The cost of equality - a cornerstone of the Bad Friday and St Andrews Agreements - does not come cheap.
The Equality Commission itself has cost almost £100m (£98.78m) since it was established in 1999, although annual costs have remained static at between £6-7m since 2001.
Almost all of the government departments here have 'equality units' which came in at a total annual cost of £26.85m. Between the departments the costs, for 2012, ranged from £817,979.25 to £845,508.75. They were supplied to the TUV leader Jim Allister. Most of the units only have a handful of staff and many of them also perform other functions. For example, in John O'Dowd's Department of Education, there are three officers costing a total of £105,453 but also working on European and North-South issues.
The Department of Justice, on the other hand, does not have an equality unit.
Now the Equality Commission is being subsumed along with the Community Relations Council into a new body as part of Peter Robinson and Martin McGuinness' strategy called Building a United Community.
A shared future could save money. Two main separate education systems with some 85,000 empty desks and the duplication of services in housing, leisure centres, community centres because of sectarianism, are all drains on the public purse.
There are hidden costs, too, in planning for divided communities, and even a knock-on effect in terms of the province's carbon footprint with people having to travel further to work.
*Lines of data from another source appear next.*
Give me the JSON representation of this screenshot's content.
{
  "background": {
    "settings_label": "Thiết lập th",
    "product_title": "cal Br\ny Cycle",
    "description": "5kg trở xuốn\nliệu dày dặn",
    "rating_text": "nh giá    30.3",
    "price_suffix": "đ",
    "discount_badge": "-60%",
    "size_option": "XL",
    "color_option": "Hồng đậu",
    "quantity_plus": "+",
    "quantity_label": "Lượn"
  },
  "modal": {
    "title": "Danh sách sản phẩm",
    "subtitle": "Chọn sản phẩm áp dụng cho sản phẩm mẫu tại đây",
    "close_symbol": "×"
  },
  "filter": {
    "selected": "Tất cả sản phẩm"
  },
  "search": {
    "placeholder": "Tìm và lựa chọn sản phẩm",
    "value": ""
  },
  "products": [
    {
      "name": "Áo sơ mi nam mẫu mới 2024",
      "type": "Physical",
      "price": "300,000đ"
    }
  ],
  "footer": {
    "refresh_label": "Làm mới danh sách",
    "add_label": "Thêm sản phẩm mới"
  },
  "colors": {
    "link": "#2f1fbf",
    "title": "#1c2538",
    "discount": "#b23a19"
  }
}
The issue even came down to equal pay in the public sector where 15,120 civil servants received payments under the Equal Pay Settlement at a total cost of more than £127.8m.